- Records for the task:

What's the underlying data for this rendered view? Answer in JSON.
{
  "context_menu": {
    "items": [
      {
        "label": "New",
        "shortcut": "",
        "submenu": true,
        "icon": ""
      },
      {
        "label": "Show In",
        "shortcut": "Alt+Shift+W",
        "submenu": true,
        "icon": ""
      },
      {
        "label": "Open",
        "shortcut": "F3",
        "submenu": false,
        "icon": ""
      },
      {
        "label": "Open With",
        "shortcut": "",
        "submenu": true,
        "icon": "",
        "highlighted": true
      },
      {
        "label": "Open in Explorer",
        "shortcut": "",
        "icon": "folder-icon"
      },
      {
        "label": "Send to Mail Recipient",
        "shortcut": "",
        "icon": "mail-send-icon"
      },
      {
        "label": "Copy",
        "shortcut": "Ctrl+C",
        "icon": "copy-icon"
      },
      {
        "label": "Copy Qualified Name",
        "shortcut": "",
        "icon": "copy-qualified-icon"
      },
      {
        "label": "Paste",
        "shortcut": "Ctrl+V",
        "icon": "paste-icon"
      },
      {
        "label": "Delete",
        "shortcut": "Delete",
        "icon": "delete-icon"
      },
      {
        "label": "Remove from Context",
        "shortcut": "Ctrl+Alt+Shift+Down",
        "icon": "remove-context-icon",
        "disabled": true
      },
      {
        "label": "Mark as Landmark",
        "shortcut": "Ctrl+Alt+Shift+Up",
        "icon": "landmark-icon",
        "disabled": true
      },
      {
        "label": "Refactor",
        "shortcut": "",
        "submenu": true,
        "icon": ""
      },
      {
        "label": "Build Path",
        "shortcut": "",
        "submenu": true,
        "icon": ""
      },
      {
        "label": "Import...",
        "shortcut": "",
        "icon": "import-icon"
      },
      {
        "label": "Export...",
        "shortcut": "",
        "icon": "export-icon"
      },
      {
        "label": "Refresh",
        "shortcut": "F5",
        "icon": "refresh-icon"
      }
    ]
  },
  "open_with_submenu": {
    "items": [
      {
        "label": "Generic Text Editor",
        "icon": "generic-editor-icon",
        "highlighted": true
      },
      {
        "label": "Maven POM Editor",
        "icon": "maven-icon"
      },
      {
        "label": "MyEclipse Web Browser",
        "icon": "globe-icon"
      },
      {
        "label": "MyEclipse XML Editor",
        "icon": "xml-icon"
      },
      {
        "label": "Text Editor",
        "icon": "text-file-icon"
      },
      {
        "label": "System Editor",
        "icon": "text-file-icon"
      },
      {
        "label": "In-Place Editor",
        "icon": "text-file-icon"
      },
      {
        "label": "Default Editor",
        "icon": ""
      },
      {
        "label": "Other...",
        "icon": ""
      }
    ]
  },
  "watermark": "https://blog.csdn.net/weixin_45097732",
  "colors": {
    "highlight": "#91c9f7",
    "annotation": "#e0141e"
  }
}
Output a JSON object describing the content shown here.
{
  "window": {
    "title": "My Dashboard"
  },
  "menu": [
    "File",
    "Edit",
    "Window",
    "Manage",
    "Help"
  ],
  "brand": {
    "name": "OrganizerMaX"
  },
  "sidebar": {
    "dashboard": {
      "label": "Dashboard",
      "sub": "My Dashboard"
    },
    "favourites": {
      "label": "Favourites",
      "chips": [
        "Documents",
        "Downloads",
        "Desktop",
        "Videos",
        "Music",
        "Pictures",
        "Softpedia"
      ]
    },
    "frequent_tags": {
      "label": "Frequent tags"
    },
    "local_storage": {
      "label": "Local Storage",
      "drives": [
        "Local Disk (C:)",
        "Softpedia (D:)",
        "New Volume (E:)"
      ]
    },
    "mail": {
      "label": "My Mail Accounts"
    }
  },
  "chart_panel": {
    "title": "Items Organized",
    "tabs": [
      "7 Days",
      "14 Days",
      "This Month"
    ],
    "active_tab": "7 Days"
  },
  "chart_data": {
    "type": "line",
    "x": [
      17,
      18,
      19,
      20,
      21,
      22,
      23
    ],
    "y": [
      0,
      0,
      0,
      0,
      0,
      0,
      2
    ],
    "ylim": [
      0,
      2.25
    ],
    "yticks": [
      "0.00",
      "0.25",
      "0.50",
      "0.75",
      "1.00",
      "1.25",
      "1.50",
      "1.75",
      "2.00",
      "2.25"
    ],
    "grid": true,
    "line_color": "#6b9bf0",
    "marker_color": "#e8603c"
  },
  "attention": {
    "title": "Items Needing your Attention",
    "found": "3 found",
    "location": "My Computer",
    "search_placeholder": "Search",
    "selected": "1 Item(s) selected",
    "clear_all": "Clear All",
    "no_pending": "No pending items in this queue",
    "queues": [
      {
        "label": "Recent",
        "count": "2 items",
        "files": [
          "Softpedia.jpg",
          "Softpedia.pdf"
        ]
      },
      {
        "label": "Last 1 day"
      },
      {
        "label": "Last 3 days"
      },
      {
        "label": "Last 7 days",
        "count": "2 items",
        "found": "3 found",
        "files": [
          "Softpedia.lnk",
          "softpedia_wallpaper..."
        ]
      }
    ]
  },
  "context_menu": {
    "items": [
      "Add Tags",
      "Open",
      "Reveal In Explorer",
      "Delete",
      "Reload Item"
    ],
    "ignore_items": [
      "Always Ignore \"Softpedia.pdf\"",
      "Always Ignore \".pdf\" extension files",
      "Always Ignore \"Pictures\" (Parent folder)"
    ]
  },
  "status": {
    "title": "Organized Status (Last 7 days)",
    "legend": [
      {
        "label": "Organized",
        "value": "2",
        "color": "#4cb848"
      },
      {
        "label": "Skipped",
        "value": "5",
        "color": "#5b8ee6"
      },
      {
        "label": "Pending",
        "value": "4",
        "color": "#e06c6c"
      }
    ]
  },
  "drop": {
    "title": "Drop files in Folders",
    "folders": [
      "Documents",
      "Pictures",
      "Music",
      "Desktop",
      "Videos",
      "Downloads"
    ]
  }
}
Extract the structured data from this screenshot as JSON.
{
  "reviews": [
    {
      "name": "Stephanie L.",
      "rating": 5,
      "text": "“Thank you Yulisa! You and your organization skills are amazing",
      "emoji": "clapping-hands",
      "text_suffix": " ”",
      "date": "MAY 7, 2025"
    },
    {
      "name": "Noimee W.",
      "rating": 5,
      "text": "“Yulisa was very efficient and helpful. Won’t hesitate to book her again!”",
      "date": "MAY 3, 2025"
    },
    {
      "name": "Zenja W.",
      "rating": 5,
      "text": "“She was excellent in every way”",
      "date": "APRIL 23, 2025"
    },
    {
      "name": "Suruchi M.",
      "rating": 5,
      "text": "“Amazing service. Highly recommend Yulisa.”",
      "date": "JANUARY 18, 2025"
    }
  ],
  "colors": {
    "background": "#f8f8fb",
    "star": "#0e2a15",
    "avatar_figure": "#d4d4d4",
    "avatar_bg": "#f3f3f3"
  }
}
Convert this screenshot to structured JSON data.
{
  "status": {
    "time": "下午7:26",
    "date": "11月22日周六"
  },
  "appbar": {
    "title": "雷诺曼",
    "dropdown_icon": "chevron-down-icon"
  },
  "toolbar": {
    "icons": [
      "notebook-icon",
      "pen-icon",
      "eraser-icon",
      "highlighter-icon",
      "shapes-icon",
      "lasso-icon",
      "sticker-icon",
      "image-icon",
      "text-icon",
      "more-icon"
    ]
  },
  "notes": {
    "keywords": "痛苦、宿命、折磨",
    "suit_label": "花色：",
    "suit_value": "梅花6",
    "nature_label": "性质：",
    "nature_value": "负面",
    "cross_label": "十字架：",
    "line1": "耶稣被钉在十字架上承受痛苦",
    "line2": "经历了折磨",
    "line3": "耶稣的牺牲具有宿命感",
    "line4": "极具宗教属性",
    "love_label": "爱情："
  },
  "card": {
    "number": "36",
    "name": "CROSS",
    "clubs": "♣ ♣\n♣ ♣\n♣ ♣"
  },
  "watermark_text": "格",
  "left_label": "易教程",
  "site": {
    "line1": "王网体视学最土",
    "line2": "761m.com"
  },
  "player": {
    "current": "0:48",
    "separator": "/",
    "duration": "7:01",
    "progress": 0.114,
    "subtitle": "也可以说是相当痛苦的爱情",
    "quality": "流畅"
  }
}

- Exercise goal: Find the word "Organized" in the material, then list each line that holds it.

- Response for this exercise:
    "title": "Items Organized",
    "title": "Organized Status (Last 7 days)",
        "label": "Organized",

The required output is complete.